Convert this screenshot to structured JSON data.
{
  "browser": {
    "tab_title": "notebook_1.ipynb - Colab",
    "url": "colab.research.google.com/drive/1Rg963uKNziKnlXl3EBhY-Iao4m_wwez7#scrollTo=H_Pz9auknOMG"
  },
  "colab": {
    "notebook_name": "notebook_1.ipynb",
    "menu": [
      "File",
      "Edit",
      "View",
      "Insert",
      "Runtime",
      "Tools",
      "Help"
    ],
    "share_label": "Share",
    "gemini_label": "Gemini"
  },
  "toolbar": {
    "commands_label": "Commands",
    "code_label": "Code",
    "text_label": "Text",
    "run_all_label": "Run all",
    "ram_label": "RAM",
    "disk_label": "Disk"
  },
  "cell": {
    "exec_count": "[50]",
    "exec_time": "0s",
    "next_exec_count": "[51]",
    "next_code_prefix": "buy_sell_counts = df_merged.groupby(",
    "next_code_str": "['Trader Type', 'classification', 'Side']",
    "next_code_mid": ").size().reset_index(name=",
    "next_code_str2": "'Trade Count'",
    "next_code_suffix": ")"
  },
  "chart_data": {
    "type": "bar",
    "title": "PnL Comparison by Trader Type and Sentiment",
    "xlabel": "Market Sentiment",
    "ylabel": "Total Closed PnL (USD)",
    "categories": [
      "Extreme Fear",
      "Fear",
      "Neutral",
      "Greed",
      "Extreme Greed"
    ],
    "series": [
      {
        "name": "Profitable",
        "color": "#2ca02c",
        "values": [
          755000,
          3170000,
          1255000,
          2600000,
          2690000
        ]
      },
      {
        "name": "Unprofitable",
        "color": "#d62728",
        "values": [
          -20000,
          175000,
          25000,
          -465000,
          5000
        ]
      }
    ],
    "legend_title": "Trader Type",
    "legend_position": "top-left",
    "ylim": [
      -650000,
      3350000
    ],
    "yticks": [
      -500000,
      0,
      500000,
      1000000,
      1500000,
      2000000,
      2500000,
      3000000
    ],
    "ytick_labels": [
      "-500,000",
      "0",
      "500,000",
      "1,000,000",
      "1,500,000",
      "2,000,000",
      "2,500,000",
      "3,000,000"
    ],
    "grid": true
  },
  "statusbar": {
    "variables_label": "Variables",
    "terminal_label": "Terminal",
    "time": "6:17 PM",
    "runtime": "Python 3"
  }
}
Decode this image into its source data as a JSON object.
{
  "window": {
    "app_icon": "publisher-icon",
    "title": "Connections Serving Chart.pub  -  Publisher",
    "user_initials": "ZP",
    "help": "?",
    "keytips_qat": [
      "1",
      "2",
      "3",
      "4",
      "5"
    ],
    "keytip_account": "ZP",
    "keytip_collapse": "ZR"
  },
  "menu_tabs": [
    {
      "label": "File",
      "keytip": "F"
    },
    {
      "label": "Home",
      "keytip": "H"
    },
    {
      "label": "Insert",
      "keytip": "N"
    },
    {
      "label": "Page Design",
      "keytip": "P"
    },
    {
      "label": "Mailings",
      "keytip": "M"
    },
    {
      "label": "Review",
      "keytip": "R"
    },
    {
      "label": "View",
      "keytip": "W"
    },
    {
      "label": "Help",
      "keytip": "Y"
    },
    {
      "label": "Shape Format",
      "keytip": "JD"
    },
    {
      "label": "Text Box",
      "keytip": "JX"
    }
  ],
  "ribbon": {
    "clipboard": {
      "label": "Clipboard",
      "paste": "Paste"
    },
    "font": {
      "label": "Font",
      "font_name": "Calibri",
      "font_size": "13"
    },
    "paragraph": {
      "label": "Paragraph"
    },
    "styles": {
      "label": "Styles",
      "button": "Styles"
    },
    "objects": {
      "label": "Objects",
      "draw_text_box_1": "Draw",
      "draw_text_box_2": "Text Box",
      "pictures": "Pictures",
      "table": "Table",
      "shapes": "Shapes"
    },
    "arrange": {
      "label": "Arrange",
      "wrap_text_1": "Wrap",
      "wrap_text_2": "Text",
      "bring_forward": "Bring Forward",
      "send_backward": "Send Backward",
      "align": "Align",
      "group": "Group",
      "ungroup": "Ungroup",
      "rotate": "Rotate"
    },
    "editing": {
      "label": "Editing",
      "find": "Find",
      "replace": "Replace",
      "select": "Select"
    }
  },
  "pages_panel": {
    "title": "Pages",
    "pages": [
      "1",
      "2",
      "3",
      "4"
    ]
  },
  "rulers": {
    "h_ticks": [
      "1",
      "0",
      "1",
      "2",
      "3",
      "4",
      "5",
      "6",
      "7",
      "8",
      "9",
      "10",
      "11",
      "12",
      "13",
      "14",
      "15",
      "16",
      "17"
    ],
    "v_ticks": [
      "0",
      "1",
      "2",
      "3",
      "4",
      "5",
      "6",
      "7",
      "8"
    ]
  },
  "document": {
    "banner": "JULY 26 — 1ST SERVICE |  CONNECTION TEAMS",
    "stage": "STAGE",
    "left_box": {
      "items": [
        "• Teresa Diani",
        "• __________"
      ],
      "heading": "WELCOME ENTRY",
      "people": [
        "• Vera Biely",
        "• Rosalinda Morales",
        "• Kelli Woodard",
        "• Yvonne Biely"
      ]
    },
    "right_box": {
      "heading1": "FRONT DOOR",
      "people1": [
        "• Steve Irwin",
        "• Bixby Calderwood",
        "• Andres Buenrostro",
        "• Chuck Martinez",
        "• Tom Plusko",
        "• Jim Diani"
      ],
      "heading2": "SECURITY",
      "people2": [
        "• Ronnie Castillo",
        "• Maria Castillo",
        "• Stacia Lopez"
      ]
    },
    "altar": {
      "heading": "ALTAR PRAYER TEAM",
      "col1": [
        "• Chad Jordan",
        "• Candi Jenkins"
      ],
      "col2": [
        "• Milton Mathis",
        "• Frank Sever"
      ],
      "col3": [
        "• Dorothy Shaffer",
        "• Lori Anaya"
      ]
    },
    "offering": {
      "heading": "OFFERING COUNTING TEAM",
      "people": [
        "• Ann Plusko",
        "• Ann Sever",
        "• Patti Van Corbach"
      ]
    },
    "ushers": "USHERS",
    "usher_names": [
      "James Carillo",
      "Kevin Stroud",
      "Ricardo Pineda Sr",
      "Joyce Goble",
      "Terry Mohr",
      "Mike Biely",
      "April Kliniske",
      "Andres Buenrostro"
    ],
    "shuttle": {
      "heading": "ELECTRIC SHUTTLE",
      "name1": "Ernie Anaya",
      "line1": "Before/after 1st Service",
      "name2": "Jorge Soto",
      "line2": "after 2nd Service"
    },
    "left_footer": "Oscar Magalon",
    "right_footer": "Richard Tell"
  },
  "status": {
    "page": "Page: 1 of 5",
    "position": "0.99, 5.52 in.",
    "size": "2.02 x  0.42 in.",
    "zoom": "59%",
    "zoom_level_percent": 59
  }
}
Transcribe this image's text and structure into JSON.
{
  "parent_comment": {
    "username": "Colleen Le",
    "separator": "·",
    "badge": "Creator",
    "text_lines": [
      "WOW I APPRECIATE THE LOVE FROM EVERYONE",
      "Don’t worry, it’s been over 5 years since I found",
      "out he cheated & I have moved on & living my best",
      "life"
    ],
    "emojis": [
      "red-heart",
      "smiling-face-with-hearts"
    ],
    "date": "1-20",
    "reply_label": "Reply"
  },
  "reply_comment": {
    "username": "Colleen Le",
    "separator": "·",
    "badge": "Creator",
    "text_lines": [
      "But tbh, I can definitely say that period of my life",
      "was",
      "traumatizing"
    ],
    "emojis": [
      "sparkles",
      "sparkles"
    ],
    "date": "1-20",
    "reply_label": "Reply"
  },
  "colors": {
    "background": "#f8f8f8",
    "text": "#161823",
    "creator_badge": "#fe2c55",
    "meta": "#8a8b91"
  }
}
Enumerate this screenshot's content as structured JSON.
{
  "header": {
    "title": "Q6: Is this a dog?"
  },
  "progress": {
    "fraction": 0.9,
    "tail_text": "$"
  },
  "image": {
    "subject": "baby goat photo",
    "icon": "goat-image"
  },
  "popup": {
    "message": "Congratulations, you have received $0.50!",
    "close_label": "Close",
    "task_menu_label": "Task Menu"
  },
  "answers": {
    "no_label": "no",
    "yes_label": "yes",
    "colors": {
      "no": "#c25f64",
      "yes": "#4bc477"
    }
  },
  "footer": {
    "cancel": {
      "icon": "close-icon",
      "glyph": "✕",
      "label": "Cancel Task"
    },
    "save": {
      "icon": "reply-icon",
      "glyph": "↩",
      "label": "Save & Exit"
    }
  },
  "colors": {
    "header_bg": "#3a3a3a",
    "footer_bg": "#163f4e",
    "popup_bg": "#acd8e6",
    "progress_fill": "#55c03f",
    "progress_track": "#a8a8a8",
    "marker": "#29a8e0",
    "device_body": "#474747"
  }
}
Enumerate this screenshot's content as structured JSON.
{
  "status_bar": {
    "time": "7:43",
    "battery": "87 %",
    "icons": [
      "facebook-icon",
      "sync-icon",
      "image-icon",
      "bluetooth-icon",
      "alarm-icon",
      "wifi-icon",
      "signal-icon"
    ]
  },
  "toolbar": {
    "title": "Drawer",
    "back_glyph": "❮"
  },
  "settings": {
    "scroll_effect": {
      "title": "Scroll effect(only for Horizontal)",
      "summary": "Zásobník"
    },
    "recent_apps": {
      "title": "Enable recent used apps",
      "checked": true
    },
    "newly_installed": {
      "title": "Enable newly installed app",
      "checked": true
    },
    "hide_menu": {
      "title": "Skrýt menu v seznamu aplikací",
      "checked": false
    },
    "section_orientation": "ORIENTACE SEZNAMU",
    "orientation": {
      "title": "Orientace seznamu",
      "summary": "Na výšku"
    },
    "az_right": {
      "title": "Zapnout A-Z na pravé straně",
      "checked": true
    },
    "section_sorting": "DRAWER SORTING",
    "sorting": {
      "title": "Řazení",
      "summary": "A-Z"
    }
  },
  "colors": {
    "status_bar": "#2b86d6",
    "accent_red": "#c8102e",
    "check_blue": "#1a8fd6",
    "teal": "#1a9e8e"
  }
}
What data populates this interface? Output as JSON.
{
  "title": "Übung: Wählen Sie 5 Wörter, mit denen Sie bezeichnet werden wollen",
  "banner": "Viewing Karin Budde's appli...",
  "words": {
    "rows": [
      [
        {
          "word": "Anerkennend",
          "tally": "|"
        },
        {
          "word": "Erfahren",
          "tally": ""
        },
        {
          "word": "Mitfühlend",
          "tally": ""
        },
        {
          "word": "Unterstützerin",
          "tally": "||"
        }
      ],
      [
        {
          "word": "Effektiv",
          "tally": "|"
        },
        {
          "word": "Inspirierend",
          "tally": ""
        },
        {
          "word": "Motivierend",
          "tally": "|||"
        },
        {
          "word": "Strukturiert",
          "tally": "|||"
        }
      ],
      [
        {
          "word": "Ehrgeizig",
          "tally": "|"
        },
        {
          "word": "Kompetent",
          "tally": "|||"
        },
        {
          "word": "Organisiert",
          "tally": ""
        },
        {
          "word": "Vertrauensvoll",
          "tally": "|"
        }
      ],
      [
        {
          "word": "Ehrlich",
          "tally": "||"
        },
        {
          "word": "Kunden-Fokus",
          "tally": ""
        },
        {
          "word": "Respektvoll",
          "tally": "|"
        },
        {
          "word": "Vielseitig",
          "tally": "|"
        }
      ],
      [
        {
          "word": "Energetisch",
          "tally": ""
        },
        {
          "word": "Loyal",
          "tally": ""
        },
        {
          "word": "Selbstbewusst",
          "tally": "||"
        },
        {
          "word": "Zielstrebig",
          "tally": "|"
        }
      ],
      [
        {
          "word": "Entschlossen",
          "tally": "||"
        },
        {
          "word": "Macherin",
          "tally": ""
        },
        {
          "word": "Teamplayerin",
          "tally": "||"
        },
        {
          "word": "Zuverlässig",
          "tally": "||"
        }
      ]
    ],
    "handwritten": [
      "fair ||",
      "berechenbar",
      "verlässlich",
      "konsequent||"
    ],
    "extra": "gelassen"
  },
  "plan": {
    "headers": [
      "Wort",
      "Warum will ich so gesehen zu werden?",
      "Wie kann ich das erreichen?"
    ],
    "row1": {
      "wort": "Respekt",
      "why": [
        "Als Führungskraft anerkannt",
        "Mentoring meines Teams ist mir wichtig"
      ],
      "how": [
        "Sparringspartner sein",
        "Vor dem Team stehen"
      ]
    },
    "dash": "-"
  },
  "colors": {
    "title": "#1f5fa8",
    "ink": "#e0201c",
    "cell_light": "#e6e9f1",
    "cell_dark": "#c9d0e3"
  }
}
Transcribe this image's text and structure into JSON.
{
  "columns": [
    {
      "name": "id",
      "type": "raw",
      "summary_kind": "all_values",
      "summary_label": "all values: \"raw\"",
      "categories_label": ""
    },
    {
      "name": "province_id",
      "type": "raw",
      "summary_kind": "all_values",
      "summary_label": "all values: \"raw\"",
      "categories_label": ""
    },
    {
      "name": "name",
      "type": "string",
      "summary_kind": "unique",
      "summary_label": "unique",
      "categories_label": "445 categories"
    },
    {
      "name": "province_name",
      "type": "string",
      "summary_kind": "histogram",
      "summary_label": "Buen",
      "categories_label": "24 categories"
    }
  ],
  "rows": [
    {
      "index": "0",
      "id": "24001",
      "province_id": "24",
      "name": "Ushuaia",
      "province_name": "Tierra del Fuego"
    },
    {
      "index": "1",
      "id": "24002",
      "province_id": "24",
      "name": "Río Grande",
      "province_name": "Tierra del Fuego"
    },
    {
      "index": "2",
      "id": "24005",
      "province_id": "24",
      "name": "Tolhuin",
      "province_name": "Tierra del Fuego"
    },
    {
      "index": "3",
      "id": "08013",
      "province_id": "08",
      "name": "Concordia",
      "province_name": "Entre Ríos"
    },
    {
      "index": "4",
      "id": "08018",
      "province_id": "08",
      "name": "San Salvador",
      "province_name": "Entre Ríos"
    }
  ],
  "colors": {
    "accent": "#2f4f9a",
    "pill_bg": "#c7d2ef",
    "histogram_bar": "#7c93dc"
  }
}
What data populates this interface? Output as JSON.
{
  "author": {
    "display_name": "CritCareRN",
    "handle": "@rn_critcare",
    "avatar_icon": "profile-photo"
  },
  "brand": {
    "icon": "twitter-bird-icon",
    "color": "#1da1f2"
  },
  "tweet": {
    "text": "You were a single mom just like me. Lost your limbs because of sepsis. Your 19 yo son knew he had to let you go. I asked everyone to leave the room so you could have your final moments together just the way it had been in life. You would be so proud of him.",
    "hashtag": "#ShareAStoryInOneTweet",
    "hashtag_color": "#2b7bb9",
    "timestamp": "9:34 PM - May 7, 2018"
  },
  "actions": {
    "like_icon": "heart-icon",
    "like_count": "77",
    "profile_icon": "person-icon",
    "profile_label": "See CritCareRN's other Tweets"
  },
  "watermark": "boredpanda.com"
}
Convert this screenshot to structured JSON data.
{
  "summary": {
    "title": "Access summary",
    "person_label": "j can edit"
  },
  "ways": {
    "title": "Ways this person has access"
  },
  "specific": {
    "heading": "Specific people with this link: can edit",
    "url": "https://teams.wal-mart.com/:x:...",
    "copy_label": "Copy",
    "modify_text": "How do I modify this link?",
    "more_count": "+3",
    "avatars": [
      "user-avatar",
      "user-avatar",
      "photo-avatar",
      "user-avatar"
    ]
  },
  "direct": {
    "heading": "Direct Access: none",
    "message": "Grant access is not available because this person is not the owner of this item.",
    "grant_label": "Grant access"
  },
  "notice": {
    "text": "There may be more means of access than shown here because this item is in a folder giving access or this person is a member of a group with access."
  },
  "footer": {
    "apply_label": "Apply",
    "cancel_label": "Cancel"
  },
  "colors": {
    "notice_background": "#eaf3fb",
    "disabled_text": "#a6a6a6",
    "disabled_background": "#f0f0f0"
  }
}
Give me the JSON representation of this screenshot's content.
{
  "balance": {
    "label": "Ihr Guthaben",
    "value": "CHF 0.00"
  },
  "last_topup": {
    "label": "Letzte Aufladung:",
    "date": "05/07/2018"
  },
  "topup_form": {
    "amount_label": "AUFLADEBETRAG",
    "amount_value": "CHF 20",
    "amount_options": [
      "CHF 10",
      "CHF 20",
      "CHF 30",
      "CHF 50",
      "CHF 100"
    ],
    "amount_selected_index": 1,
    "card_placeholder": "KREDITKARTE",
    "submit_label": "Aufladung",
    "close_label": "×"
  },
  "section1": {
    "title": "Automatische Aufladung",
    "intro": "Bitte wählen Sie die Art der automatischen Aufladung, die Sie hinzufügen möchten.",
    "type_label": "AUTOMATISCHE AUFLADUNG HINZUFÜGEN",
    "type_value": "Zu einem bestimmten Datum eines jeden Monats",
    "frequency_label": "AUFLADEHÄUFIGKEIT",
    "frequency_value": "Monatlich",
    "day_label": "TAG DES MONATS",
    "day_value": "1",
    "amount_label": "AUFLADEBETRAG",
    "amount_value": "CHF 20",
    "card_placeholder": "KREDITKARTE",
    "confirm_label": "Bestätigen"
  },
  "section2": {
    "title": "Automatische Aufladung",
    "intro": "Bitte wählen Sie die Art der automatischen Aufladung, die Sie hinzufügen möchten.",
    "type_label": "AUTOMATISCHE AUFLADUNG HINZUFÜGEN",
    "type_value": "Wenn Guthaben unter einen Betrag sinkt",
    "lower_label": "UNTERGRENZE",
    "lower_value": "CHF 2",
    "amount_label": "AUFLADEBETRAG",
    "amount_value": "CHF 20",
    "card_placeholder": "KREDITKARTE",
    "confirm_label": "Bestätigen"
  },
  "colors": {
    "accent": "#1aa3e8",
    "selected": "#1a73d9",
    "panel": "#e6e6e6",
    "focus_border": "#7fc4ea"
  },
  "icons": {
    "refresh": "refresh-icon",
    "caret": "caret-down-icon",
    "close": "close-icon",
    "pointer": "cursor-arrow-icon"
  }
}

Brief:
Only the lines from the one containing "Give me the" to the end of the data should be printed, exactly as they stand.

Exercise result:
Give me the JSON representation of this screenshot's content.
{
  "balance": {
    "label": "Ihr Guthaben",
    "value": "CHF 0.00"
  },
  "last_topup": {
    "label": "Letzte Aufladung:",
    "date": "05/07/2018"
  },
  "topup_form": {
    "amount_label": "AUFLADEBETRAG",
    "amount_value": "CHF 20",
    "amount_options": [
      "CHF 10",
      "CHF 20",
      "CHF 30",
      "CHF 50",
      "CHF 100"
    ],
    "amount_selected_index": 1,
    "card_placeholder": "KREDITKARTE",
    "submit_label": "Aufladung",
    "close_label": "×"
  },
  "section1": {
    "title": "Automatische Aufladung",
    "intro": "Bitte wählen Sie die Art der automatischen Aufladung, die Sie hinzufügen möchten.",
    "type_label": "AUTOMATISCHE AUFLADUNG HINZUFÜGEN",
    "type_value": "Zu einem bestimmten Datum eines jeden Monats",
    "frequency_label": "AUFLADEHÄUFIGKEIT",
    "frequency_value": "Monatlich",
    "day_label": "TAG DES MONATS",
    "day_value": "1",
    "amount_label": "AUFLADEBETRAG",
    "amount_value": "CHF 20",
    "card_placeholder": "KREDITKARTE",
    "confirm_label": "Bestätigen"
  },
  "section2": {
    "title": "Automatische Aufladung",
    "intro": "Bitte wählen Sie die Art der automatischen Aufladung, die Sie hinzufügen möchten.",
    "type_label": "AUTOMATISCHE AUFLADUNG HINZUFÜGEN",
    "type_value": "Wenn Guthaben unter einen Betrag sinkt",
    "lower_label": "UNTERGRENZE",
    "lower_value": "CHF 2",
    "amount_label": "AUFLADEBETRAG",
    "amount_value": "CHF 20",
    "card_placeholder": "KREDITKARTE",
    "confirm_label": "Bestätigen"
  },
  "colors": {
    "accent": "#1aa3e8",
    "selected": "#1a73d9",
    "panel": "#e6e6e6",
    "focus_border": "#7fc4ea"
  },
  "icons": {
    "refresh": "refresh-icon",
    "caret": "caret-down-icon",
    "close": "close-icon",
    "pointer": "cursor-arrow-icon"
  }
}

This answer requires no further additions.